  2. Due to the destructive nature of the alignment procedures, alignment is always performed before data is placed on the volume
  3. Alignment in Linux guests is performed using an almost identical series of fdisk commands listed in a previous bullet
  4. Alignment in Windows guests is performed using diskpart.exe
  5. Although guest alignment is data destructive, guest alignment can be performed after the guest OS is installed because the document recommends that alignment of the OS partition is unnecessary; only align the data partitions before data is placed on them.  **see update below**

Alignment is most often going to be labor intensive and thus will have diminishing returns. This will especially be true if your environment has already been built and you need to align after the fact. Environments in the planning stages and not yet built will be among the best candidates for alignment right out of the gate. Whatever stage you are at, updating guest VM templates with alignment wouldn’t be a bad idea. Alignment of one image will pay dividends, whether noticeable or not, over and over as that template is deployed throughout the infrastructure.

Update: NetApp released a few scripts that will not only automate the verification and alignment processes at the guest VM OS level, the script will align the guest OS without destroying data. The one exception I ran into was with a Citrix VM that had remapped drives.

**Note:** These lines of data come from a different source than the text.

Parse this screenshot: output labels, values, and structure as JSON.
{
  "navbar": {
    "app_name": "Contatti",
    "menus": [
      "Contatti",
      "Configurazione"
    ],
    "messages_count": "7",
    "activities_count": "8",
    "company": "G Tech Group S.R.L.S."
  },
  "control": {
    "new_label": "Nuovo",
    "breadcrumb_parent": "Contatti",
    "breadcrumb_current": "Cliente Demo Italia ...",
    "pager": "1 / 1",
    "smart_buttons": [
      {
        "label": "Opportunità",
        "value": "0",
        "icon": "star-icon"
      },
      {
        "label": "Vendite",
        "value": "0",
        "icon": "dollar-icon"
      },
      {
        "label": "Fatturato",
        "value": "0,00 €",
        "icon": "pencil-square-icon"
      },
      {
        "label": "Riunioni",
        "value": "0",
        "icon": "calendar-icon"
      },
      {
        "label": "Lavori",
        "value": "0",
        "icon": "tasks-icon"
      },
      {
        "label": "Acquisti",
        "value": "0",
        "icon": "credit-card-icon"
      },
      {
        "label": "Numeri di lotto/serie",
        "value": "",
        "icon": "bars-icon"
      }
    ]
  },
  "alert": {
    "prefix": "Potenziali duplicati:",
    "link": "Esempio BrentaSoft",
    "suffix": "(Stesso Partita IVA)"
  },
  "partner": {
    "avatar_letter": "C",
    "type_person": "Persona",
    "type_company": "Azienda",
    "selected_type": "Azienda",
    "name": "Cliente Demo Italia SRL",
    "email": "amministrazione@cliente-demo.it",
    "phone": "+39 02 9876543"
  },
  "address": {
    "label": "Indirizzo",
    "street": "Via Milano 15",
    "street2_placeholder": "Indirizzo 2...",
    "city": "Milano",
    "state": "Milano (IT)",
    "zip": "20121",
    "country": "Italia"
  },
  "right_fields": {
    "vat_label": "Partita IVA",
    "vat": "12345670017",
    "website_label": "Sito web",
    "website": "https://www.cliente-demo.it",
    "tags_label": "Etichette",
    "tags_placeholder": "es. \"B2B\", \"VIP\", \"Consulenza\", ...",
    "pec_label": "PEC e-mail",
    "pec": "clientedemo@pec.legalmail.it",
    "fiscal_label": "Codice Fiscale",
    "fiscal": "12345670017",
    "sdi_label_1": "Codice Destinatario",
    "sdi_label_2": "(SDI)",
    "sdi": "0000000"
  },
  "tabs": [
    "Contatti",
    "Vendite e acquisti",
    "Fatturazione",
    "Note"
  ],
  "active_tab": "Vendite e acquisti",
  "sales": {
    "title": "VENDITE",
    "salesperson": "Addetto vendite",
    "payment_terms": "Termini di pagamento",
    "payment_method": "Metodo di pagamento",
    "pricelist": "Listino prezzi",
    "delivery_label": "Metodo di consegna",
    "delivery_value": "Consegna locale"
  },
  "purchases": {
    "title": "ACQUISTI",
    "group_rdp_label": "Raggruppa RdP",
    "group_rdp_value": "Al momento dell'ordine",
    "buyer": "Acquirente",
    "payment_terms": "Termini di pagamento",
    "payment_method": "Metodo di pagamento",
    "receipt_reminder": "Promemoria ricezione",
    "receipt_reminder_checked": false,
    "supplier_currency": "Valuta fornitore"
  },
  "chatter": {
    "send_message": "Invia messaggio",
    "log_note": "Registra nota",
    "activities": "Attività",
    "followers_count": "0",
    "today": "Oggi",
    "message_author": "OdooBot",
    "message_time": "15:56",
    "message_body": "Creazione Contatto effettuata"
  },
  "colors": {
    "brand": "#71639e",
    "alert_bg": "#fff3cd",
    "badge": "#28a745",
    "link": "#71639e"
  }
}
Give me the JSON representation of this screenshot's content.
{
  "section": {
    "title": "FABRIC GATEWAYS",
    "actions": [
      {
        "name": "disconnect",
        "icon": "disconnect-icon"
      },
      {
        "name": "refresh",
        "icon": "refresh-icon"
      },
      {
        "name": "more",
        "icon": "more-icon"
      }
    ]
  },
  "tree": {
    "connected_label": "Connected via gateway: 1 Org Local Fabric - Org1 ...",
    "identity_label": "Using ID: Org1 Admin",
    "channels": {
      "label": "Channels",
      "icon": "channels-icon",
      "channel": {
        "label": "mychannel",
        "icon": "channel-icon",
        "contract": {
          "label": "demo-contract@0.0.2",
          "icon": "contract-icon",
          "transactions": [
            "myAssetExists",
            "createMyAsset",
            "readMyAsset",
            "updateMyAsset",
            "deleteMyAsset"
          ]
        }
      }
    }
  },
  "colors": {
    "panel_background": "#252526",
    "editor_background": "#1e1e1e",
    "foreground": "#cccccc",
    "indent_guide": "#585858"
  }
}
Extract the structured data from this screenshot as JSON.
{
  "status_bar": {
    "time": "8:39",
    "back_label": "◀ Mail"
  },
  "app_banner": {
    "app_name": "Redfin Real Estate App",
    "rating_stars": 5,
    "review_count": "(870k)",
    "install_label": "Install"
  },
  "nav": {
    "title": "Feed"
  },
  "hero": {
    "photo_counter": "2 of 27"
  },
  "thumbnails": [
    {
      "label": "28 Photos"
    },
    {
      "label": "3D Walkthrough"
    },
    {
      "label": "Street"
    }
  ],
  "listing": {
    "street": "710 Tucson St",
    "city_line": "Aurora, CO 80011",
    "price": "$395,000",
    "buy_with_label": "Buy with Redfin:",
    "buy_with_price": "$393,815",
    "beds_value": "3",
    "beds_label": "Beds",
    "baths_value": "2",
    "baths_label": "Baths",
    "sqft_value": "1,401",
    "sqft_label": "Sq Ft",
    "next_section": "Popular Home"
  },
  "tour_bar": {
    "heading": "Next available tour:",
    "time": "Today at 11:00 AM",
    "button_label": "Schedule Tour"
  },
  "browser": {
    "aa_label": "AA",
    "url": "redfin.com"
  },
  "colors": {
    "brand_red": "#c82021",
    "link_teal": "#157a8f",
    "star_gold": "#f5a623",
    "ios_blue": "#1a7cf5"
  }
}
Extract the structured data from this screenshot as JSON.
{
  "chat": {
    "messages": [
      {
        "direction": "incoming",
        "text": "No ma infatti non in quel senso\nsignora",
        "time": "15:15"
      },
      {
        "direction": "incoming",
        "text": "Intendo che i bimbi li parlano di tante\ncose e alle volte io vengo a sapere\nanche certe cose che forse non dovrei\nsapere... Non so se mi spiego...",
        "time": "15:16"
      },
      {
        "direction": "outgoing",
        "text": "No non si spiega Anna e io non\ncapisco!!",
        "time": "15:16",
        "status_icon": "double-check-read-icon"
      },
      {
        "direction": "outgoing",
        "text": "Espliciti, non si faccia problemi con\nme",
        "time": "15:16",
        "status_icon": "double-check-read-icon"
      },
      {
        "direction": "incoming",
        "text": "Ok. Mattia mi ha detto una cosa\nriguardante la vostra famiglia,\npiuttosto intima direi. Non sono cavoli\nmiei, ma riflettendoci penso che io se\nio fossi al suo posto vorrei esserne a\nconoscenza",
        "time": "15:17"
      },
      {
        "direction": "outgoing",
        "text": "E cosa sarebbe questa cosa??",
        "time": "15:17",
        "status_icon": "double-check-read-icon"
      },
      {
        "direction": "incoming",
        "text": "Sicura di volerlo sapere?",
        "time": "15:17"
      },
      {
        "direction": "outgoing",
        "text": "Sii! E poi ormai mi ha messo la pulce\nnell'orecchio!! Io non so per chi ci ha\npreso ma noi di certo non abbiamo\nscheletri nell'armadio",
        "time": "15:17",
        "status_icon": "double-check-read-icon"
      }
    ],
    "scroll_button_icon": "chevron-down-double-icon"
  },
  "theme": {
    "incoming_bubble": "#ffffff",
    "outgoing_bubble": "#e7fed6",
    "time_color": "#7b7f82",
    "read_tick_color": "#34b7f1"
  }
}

CTXGINA.DLL got real cranky. The scripts are:

  • mbrscan – Scans the -flat.vmdk file for alignment
  • mbralign – Makes a backup of the .vmdk and creates a newly aligned .vmdk

See also:  NetApp – Storage Nuts & Bolts: mbrscan/mbralign

3-20-2009 1-24-50 PM

Other recommended reading:

Recommendations for Aligning VMFS Partitions

Performance Best Practices for VMware vSphere 4.1